:: What is required ::
Your job is to return every line in the data holding the string "title".

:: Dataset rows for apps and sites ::
______

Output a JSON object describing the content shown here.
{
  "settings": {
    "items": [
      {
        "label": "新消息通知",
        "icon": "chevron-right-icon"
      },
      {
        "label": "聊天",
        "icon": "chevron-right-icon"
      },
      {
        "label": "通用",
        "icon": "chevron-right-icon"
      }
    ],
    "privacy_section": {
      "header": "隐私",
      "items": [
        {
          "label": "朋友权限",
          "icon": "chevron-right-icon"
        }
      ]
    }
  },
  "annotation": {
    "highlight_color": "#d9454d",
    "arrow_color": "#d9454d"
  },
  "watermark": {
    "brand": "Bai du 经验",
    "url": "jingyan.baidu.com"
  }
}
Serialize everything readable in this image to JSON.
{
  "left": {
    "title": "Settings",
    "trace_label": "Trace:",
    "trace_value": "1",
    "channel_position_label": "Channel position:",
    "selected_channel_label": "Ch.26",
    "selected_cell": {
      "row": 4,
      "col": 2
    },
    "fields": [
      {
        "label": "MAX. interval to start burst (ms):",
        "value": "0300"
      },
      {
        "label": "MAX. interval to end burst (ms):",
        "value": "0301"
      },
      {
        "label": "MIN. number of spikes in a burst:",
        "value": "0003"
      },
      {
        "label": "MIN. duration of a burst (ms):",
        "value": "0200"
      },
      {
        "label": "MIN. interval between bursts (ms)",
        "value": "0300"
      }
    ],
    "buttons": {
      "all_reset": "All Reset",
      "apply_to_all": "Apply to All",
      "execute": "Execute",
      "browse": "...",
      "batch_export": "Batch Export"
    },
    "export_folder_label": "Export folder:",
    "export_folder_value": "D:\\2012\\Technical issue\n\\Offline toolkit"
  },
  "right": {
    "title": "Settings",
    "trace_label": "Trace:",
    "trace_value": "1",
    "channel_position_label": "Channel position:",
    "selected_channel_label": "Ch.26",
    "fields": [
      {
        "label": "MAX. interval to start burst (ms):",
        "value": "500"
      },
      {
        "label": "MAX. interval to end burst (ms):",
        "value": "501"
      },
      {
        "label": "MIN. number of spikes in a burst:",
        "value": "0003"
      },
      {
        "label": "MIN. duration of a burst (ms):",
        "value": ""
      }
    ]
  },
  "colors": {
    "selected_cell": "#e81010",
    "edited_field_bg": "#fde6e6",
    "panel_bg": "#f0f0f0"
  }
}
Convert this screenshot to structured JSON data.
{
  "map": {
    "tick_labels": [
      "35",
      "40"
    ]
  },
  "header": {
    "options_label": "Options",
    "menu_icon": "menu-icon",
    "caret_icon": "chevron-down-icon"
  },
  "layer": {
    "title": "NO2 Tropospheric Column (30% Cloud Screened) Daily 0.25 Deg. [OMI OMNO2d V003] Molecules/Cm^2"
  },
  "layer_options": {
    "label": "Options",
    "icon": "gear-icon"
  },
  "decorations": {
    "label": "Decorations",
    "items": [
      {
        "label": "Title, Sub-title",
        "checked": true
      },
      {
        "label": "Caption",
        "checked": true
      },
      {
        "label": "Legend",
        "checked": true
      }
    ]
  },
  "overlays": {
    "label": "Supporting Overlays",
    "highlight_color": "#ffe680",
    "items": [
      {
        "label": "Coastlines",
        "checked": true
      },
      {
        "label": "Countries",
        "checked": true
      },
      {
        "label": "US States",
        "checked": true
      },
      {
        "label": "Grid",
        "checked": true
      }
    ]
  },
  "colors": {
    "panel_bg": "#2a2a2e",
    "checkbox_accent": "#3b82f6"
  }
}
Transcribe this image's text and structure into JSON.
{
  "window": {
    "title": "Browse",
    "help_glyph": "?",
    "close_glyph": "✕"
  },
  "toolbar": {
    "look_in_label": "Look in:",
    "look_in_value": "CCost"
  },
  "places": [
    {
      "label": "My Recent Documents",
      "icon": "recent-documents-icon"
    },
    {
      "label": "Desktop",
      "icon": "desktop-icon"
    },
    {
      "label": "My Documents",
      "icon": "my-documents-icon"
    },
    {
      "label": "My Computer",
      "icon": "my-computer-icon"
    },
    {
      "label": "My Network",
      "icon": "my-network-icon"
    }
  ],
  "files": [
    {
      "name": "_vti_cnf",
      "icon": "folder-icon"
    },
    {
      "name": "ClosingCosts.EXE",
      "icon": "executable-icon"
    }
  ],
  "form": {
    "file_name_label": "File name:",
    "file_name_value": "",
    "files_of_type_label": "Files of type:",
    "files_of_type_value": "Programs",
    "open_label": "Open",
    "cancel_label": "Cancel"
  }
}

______

:: Result ::
    "title": "Settings",
    "title": "Settings",
    "title": "NO2 Tropospheric Column (30% Cloud Screened) Daily 0.25 Deg. [OMI OMNO2d V003] Molecules/Cm^2"
        "label": "Title, Sub-title",
    "title": "Browse",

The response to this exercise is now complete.